**How to complete this task**
Print every entry word for word, but omit the pictures.

**Working data**

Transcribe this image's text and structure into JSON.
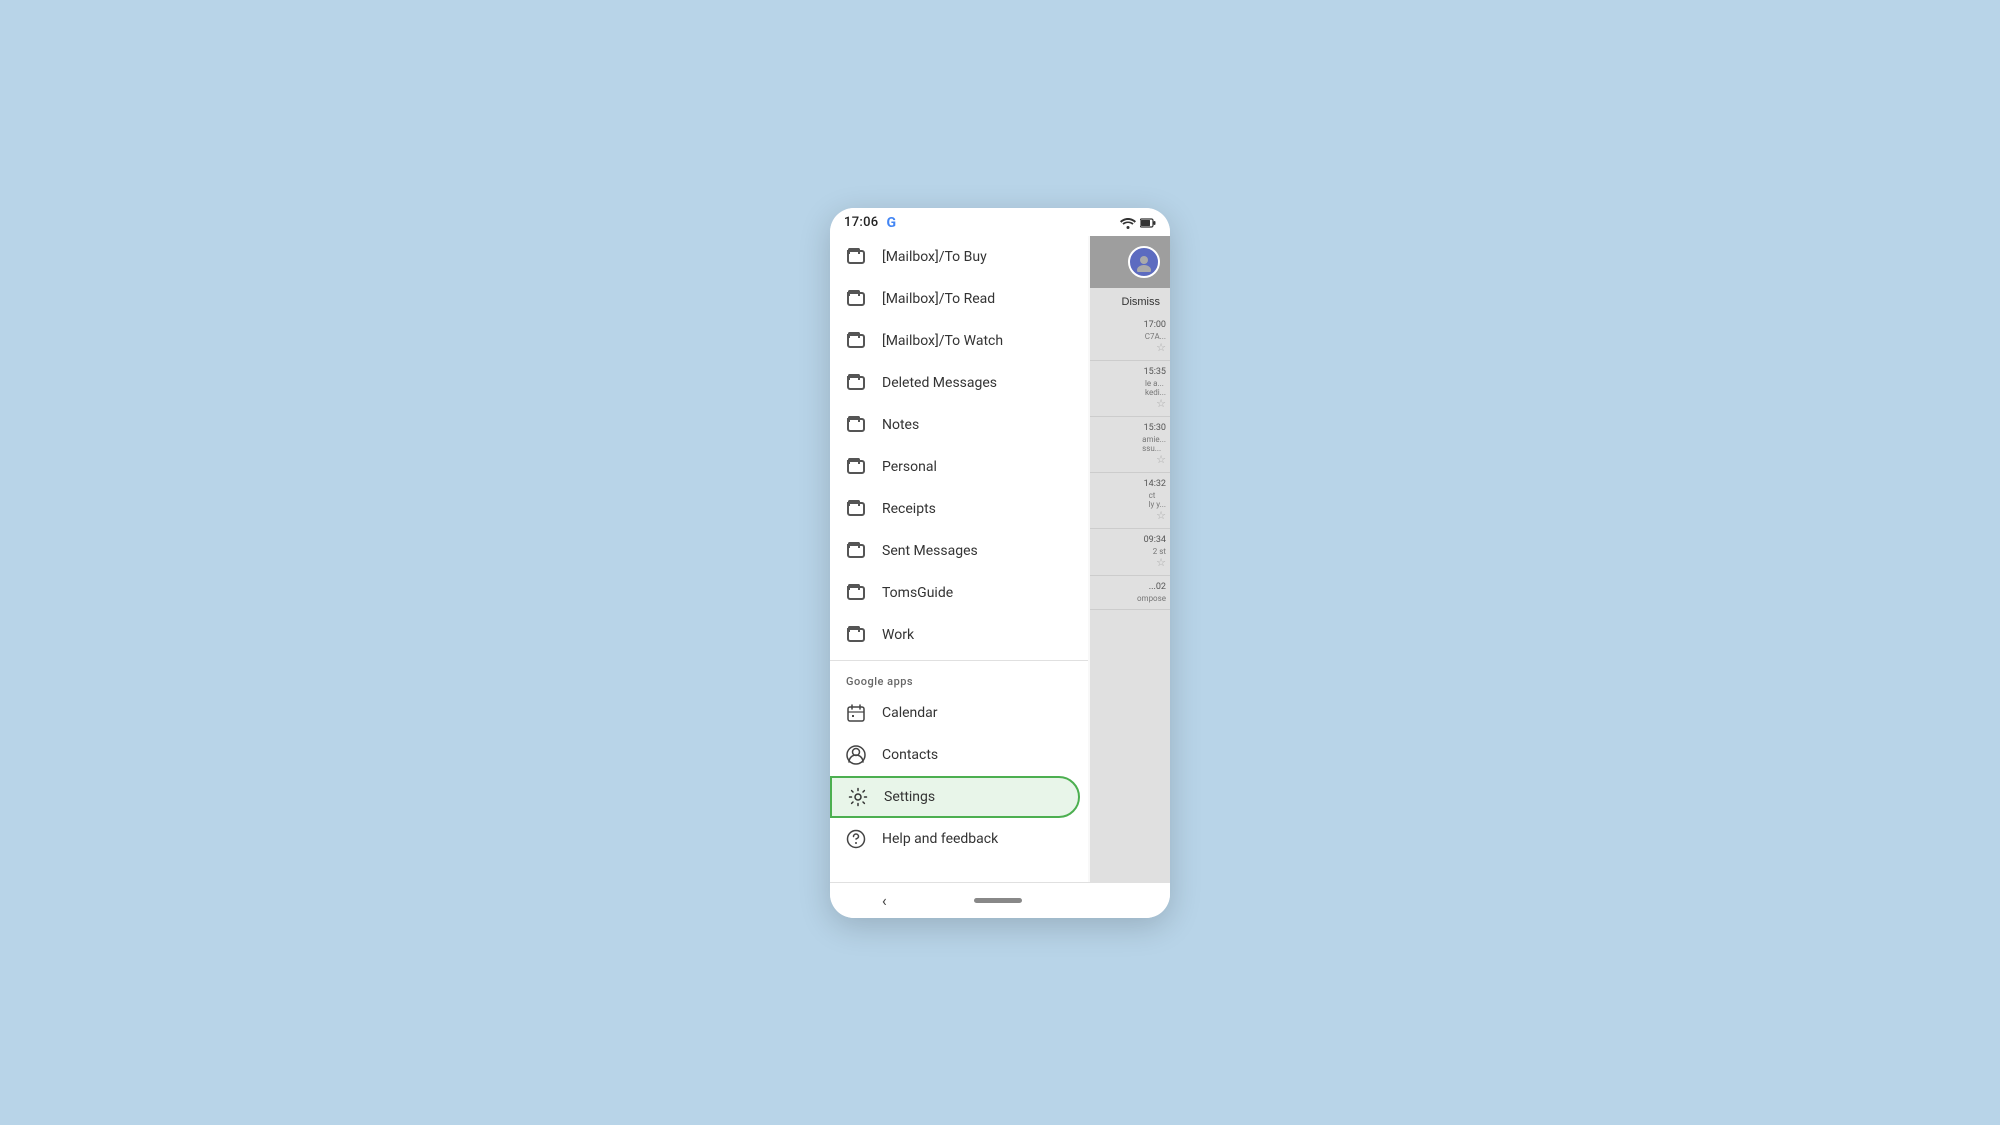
{
  "status_bar": {
    "time": "17:06",
    "google_logo": "G"
  },
  "drawer": {
    "menu_items": [
      {
        "id": "mailbox-to-buy",
        "label": "[Mailbox]/To Buy",
        "icon": "folder"
      },
      {
        "id": "mailbox-to-read",
        "label": "[Mailbox]/To Read",
        "icon": "folder"
      },
      {
        "id": "mailbox-to-watch",
        "label": "[Mailbox]/To Watch",
        "icon": "folder"
      },
      {
        "id": "deleted-messages",
        "label": "Deleted Messages",
        "icon": "folder"
      },
      {
        "id": "notes",
        "label": "Notes",
        "icon": "folder"
      },
      {
        "id": "personal",
        "label": "Personal",
        "icon": "folder"
      },
      {
        "id": "receipts",
        "label": "Receipts",
        "icon": "folder"
      },
      {
        "id": "sent-messages",
        "label": "Sent Messages",
        "icon": "folder"
      },
      {
        "id": "tomsguide",
        "label": "TomsGuide",
        "icon": "folder"
      },
      {
        "id": "work",
        "label": "Work",
        "icon": "folder"
      }
    ],
    "google_apps_section": "Google apps",
    "google_apps": [
      {
        "id": "calendar",
        "label": "Calendar",
        "icon": "calendar"
      },
      {
        "id": "contacts",
        "label": "Contacts",
        "icon": "contacts"
      },
      {
        "id": "settings",
        "label": "Settings",
        "icon": "settings",
        "active": true
      },
      {
        "id": "help-feedback",
        "label": "Help and feedback",
        "icon": "help"
      }
    ]
  },
  "email_list": {
    "dismiss_label": "Dismiss",
    "items": [
      {
        "time": "17:00",
        "snippet": "C7A...",
        "has_star": true
      },
      {
        "time": "15:35",
        "snippet": "le a...\nkedi...",
        "has_star": true
      },
      {
        "time": "15:30",
        "snippet": "amie...\nssu...",
        "has_star": true
      },
      {
        "time": "14:32",
        "snippet": "ct\nly y...",
        "has_star": true
      },
      {
        "time": "09:34",
        "snippet": "2 st",
        "has_star": true
      },
      {
        "time": "...02",
        "snippet": "ompose",
        "has_star": false
      }
    ]
  },
  "bottom_nav": {
    "back_icon": "‹"
  },
  "colors": {
    "active_border": "#4CAF50",
    "active_bg": "#e8f5e9",
    "accent_blue": "#4285F4"
  }
}
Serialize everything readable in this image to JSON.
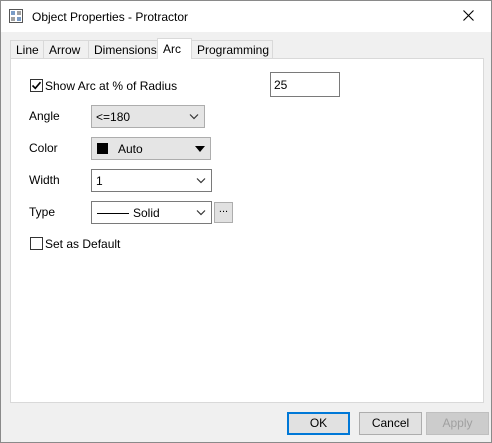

**Solution to the exercise**
Transcribe this image's text and structure into JSON.
{
  "status_bar": {
    "time": "17:06",
    "google_logo": "G"
  },
  "drawer": {
    "menu_items": [
      {
        "id": "mailbox-to-buy",
        "label": "[Mailbox]/To Buy",
        "icon": "folder"
      },
      {
        "id": "mailbox-to-read",
        "label": "[Mailbox]/To Read",
        "icon": "folder"
      },
      {
        "id": "mailbox-to-watch",
        "label": "[Mailbox]/To Watch",
        "icon": "folder"
      },
      {
        "id": "deleted-messages",
        "label": "Deleted Messages",
        "icon": "folder"
      },
      {
        "id": "notes",
        "label": "Notes",
        "icon": "folder"
      },
      {
        "id": "personal",
        "label": "Personal",
        "icon": "folder"
      },
      {
        "id": "receipts",
        "label": "Receipts",
        "icon": "folder"
      },
      {
        "id": "sent-messages",
        "label": "Sent Messages",
        "icon": "folder"
      },
      {
        "id": "tomsguide",
        "label": "TomsGuide",
        "icon": "folder"
      },
      {
        "id": "work",
        "label": "Work",
        "icon": "folder"
      }
    ],
    "google_apps_section": "Google apps",
    "google_apps": [
      {
        "id": "calendar",
        "label": "Calendar",
        "icon": "calendar"
      },
      {
        "id": "contacts",
        "label": "Contacts",
        "icon": "contacts"
      },
      {
        "id": "settings",
        "label": "Settings",
        "icon": "settings",
        "active": true
      },
      {
        "id": "help-feedback",
        "label": "Help and feedback",
        "icon": "help"
      }
    ]
  },
  "email_list": {
    "dismiss_label": "Dismiss",
    "items": [
      {
        "time": "17:00",
        "snippet": "C7A...",
        "has_star": true
      },
      {
        "time": "15:35",
        "snippet": "le a...\nkedi...",
        "has_star": true
      },
      {
        "time": "15:30",
        "snippet": "amie...\nssu...",
        "has_star": true
      },
      {
        "time": "14:32",
        "snippet": "ct\nly y...",
        "has_star": true
      },
      {
        "time": "09:34",
        "snippet": "2 st",
        "has_star": true
      },
      {
        "time": "...02",
        "snippet": "ompose",
        "has_star": false
      }
    ]
  },
  "bottom_nav": {
    "back_icon": "‹"
  },
  "colors": {
    "active_border": "#4CAF50",
    "active_bg": "#e8f5e9",
    "accent_blue": "#4285F4"
  }
}
Serialize everything readable in this image to JSON.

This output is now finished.